• [PROBLEM DETAILS]: In the records below, some lines contain the word "true". Copy each of them.

= Beginning of Section =

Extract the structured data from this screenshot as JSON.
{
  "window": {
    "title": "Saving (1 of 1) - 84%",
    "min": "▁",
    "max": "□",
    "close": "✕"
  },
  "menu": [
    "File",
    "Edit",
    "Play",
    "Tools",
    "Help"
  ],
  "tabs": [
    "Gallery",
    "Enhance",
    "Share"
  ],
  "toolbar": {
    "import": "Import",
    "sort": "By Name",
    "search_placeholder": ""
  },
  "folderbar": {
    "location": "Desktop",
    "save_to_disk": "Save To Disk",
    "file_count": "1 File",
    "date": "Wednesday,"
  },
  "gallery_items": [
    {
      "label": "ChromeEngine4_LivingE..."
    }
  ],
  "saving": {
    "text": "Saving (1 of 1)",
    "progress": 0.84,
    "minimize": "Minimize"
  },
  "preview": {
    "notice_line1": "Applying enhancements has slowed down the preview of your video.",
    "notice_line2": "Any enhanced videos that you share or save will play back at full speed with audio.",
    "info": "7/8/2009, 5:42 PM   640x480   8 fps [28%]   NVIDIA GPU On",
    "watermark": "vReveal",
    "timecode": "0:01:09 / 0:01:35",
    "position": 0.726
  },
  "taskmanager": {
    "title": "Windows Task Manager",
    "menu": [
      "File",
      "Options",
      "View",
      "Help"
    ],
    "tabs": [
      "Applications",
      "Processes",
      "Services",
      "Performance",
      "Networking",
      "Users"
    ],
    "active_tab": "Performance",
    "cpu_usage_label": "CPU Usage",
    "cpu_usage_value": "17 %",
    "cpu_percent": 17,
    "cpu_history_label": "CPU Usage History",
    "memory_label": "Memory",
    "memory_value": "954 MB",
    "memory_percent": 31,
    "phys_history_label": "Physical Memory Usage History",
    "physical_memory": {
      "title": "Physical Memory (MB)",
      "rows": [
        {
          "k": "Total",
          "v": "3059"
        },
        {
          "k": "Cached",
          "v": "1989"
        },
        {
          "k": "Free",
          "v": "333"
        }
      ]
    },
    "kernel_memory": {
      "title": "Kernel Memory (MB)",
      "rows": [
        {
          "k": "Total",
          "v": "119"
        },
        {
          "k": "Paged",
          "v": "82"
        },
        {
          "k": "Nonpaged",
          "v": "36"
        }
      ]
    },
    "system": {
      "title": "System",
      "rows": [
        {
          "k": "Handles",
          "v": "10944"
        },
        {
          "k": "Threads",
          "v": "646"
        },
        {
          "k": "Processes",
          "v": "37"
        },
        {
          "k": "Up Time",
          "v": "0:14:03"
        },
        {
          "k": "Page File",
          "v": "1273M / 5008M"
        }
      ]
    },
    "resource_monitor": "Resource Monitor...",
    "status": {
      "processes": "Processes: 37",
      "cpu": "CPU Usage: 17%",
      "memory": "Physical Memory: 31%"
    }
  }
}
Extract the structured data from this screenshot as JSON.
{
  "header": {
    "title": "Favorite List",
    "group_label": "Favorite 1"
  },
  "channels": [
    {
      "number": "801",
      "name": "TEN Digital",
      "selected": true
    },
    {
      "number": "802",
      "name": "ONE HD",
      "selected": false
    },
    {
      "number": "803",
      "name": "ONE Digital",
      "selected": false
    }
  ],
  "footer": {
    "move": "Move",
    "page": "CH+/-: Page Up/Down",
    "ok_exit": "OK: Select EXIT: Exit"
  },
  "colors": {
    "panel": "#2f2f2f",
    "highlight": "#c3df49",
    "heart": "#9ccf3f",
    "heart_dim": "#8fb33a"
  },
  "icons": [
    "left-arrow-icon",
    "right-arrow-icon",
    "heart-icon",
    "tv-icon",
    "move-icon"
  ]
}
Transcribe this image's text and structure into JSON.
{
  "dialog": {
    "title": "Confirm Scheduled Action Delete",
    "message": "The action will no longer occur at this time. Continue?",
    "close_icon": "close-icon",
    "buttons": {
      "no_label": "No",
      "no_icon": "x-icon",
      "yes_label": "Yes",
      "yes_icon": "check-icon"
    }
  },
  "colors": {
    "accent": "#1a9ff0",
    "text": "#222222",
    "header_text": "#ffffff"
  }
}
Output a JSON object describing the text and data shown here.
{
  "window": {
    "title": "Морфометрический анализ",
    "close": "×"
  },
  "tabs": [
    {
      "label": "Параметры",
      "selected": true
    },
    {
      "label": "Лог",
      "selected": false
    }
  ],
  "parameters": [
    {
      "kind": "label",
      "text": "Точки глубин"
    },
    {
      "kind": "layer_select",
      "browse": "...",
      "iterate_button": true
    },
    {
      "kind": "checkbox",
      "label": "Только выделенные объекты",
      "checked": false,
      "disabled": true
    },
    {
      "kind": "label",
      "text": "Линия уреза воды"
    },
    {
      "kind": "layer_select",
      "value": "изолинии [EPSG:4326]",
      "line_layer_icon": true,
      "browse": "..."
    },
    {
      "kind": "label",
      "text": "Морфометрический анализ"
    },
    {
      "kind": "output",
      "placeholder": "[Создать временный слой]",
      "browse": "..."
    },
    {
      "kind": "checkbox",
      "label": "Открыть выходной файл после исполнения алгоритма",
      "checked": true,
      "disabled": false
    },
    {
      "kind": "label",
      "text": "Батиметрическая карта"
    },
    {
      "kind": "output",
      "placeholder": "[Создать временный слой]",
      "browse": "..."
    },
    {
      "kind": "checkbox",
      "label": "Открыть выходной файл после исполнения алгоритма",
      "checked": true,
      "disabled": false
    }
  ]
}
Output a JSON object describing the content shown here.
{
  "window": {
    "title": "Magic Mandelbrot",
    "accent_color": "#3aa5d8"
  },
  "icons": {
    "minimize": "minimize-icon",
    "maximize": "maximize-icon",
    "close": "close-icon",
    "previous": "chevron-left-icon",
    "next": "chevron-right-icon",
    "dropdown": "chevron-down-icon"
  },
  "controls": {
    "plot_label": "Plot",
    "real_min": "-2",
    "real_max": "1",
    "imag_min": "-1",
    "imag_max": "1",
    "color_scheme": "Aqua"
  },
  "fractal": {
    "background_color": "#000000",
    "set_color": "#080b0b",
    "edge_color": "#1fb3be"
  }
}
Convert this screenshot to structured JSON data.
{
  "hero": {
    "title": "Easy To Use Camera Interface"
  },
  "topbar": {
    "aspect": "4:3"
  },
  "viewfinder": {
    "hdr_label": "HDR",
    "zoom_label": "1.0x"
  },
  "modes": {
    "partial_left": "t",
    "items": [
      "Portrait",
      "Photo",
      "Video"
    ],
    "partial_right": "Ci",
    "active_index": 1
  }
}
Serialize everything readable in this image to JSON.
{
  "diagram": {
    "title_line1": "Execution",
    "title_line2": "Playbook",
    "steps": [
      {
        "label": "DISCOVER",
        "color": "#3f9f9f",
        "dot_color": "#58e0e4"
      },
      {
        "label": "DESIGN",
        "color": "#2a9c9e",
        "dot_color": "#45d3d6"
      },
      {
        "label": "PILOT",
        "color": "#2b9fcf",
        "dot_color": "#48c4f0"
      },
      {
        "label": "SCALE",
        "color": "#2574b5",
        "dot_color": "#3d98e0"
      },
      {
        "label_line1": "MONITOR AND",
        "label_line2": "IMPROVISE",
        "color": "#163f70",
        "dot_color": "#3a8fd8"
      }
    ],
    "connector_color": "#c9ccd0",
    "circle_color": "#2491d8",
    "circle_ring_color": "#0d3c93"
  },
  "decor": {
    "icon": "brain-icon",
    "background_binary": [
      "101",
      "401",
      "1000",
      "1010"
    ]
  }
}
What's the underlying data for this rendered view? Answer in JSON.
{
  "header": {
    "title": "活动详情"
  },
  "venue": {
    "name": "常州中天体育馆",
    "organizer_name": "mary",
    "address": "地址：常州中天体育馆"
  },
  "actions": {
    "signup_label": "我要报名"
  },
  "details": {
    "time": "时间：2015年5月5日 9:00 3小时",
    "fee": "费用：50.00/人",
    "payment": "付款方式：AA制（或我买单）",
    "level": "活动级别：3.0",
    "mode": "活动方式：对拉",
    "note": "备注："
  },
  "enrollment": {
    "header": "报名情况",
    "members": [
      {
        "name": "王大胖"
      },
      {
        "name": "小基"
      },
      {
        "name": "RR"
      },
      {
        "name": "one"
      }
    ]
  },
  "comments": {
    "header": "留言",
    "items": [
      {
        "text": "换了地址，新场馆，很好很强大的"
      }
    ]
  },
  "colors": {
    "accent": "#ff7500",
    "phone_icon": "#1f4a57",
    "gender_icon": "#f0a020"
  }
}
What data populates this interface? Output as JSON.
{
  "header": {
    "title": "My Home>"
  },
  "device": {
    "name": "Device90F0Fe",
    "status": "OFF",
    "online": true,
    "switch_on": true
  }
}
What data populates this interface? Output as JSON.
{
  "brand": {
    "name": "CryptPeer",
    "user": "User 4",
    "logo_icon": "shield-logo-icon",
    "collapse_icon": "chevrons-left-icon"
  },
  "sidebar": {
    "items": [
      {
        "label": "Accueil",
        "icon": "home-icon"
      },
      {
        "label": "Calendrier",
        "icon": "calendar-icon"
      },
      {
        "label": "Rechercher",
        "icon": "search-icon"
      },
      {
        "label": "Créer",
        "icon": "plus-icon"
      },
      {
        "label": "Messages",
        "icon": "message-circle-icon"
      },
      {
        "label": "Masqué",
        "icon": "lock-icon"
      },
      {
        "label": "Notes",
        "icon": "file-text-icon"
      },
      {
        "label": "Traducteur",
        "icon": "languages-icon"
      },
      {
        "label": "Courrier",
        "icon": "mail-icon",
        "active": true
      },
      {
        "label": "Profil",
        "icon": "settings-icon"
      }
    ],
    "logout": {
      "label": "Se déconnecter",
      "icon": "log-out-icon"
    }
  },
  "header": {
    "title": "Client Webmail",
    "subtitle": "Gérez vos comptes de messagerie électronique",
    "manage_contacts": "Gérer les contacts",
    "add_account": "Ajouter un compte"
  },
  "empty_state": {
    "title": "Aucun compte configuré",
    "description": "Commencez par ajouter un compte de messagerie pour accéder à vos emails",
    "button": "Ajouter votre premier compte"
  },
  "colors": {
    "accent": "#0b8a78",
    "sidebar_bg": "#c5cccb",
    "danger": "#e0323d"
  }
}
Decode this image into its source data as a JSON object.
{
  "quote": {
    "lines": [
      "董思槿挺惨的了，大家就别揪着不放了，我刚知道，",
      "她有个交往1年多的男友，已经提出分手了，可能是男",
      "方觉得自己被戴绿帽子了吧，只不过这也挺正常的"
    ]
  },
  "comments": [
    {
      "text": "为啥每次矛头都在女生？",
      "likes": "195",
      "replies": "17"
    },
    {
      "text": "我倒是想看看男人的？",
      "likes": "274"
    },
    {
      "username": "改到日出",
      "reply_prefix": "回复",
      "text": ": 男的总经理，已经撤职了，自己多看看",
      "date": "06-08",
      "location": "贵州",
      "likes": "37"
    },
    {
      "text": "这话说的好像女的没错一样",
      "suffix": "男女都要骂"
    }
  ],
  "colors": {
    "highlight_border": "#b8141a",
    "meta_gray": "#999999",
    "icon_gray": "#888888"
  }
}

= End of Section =

• [OUTPUT OF THE TASK]:
      "selected": true
      "selected": true
      "iterate_button": true
      "disabled": true
      "line_layer_icon": true,
      "checked": true,
      "checked": true,
    "online": true,
    "switch_on": true
        "active": true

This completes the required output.